+++ Dataset entries
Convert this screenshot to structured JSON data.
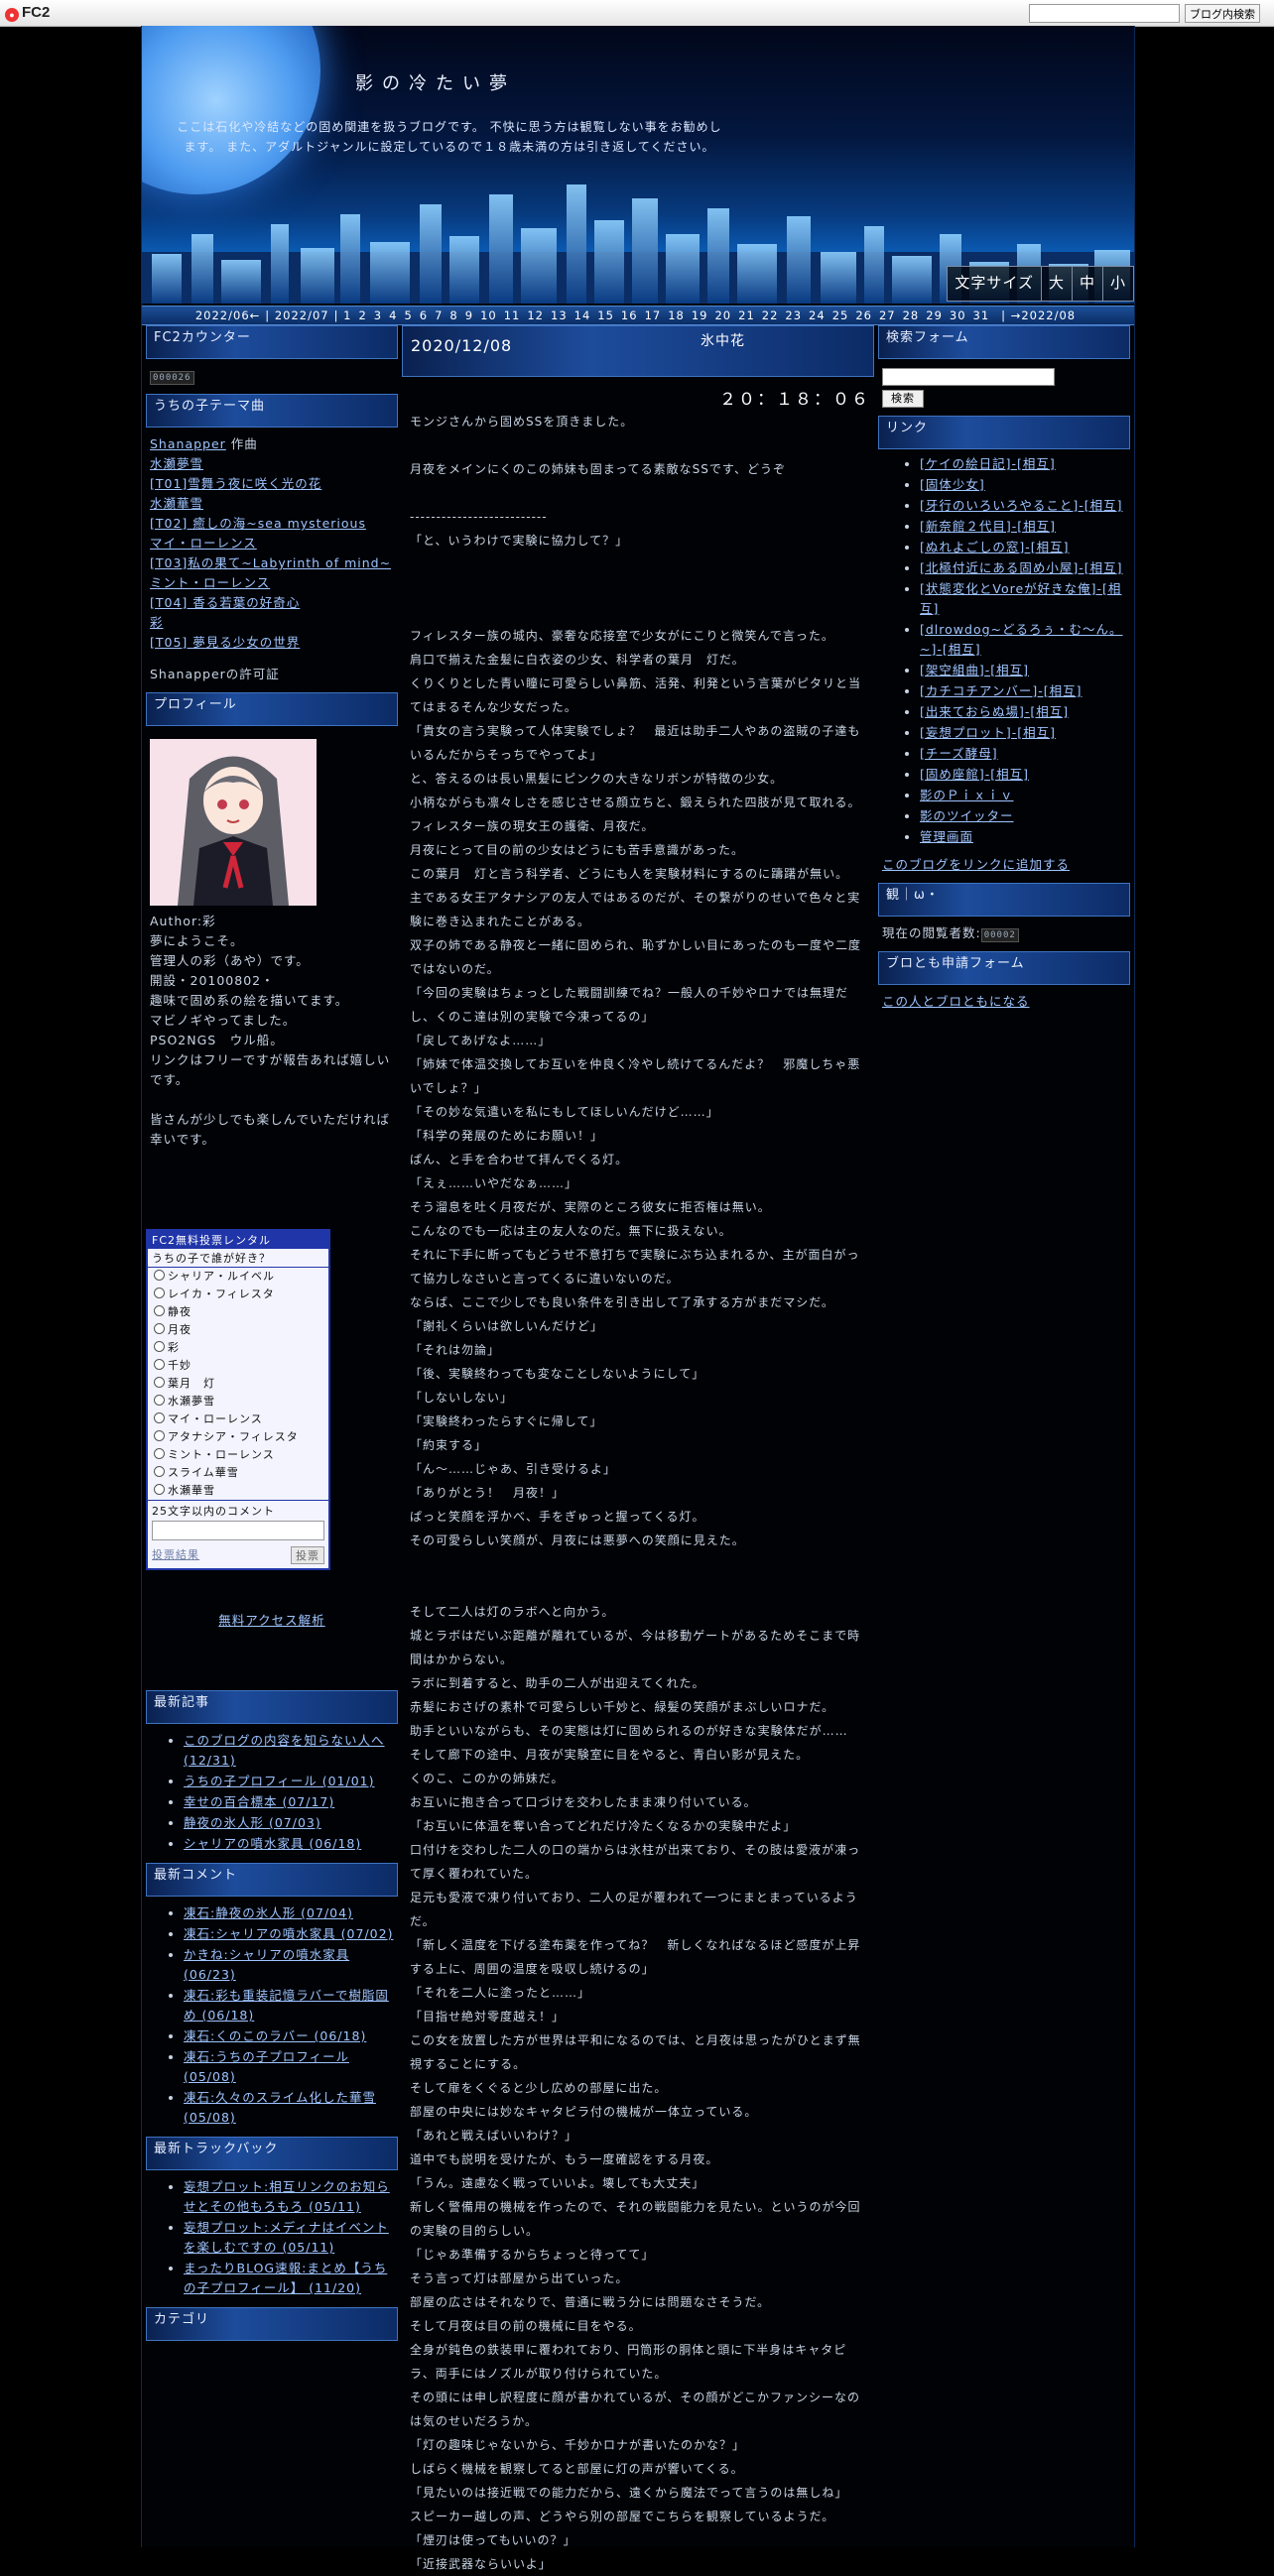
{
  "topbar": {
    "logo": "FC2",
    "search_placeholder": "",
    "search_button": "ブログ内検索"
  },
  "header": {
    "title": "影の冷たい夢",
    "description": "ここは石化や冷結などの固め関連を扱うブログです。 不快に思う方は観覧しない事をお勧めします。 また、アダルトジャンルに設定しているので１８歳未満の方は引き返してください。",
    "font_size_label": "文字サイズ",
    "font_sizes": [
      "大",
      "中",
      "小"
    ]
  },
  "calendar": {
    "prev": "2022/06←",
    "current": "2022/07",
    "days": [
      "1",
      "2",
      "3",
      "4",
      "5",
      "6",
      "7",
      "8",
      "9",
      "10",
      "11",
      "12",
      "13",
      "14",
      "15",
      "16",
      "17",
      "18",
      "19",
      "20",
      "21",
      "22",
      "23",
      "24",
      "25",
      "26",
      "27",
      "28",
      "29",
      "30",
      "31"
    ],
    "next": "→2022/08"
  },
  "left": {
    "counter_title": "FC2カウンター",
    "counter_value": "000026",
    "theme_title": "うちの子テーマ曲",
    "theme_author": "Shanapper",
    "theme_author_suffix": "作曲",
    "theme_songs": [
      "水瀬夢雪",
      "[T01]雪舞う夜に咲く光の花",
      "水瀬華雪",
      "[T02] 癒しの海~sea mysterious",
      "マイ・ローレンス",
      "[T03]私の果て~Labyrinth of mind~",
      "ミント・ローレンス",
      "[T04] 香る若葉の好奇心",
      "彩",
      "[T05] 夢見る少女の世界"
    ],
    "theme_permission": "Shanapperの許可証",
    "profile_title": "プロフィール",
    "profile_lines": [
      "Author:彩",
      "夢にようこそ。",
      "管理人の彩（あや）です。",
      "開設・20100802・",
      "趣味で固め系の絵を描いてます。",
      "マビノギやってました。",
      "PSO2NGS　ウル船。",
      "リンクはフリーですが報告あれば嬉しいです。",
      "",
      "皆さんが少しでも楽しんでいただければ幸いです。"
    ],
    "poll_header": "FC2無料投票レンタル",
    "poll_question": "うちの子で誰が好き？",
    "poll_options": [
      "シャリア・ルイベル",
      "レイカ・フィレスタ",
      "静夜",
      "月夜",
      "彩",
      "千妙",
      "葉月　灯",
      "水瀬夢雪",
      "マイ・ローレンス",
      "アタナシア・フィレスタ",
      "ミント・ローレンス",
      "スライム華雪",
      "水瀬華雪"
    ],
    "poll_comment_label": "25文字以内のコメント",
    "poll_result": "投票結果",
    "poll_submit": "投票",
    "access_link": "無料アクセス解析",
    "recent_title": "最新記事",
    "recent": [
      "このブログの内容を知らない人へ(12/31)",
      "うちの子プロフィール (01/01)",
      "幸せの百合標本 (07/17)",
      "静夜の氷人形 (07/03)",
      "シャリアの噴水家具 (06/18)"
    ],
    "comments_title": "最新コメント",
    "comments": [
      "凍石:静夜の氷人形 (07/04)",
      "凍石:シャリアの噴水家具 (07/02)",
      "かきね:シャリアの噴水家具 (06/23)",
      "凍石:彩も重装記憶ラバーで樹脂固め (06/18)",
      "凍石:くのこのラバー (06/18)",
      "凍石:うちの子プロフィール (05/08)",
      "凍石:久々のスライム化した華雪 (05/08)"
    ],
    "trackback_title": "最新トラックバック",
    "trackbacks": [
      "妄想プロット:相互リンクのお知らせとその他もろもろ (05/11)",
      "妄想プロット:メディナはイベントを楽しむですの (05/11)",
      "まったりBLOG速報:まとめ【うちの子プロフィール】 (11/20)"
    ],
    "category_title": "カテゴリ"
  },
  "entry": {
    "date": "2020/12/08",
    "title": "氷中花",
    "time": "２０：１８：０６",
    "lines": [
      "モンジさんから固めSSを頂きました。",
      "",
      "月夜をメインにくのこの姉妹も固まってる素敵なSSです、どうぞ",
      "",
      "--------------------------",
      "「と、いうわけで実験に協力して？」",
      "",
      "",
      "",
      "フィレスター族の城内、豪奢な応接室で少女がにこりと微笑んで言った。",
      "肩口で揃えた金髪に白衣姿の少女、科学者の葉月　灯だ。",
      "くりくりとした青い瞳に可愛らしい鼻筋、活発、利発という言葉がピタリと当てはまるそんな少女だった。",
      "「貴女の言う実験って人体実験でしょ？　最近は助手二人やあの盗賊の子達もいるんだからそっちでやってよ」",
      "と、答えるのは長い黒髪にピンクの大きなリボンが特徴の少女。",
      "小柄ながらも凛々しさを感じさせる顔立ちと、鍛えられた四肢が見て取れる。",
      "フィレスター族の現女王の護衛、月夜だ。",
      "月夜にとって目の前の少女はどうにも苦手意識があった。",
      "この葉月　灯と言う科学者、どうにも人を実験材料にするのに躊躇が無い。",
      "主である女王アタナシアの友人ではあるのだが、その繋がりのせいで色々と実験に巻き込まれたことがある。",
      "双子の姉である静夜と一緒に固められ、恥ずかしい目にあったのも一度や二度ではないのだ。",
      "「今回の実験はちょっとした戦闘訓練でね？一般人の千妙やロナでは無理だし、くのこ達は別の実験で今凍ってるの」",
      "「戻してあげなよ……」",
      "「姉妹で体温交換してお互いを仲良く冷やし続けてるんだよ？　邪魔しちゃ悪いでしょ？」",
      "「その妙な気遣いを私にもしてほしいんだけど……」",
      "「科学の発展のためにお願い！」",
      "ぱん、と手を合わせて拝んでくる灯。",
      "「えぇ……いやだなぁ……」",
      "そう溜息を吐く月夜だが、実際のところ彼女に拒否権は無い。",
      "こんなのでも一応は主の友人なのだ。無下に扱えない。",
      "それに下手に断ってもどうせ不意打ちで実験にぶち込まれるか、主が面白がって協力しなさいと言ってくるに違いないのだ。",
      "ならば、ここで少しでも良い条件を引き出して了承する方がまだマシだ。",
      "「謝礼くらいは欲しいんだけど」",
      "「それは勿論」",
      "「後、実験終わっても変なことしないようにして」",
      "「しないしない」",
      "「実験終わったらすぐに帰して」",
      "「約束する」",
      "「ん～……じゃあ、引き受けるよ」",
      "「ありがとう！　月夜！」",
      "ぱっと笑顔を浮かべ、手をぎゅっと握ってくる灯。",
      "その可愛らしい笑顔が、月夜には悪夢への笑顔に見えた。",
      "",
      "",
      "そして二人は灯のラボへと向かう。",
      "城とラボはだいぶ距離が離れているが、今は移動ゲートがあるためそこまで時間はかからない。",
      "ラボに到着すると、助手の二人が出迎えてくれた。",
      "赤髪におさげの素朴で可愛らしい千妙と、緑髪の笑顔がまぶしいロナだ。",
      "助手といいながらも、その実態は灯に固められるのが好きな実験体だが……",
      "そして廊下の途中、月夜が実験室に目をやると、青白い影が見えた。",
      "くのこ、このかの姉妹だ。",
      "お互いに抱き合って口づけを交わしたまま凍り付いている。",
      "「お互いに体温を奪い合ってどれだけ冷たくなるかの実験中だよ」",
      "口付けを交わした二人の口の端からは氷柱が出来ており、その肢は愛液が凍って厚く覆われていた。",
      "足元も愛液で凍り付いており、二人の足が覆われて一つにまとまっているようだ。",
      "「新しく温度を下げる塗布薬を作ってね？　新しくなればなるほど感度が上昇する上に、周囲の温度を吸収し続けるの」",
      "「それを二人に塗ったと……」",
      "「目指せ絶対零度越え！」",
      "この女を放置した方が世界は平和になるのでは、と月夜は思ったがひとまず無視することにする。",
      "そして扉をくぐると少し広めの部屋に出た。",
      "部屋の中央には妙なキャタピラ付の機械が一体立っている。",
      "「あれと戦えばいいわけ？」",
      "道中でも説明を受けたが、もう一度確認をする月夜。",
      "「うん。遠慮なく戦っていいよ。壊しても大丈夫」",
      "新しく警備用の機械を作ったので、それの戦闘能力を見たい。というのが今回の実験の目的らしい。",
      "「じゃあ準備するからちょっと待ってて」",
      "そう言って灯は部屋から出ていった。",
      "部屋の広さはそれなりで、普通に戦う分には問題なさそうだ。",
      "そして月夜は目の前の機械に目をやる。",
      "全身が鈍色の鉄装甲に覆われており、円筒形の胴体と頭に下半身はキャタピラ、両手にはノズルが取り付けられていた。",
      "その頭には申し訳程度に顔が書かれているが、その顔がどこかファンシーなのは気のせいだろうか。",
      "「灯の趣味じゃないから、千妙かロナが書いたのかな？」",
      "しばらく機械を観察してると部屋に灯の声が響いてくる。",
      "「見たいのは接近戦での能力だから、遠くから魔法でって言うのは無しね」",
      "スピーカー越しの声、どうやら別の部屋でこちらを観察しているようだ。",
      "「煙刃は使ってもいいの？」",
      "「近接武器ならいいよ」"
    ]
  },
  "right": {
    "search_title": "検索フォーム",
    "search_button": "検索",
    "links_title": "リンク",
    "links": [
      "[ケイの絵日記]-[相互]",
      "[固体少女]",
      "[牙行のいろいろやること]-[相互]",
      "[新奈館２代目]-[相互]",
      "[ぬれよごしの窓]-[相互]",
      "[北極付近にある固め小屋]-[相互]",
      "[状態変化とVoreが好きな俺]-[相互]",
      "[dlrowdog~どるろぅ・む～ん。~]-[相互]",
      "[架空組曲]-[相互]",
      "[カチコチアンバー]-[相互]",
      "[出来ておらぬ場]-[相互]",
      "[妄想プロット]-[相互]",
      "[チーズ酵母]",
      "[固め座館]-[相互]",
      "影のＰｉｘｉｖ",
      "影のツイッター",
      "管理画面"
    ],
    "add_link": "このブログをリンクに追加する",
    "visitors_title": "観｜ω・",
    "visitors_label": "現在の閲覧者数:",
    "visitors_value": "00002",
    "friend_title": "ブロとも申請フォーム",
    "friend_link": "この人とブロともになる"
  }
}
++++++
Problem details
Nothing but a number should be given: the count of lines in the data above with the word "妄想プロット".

Final answer
3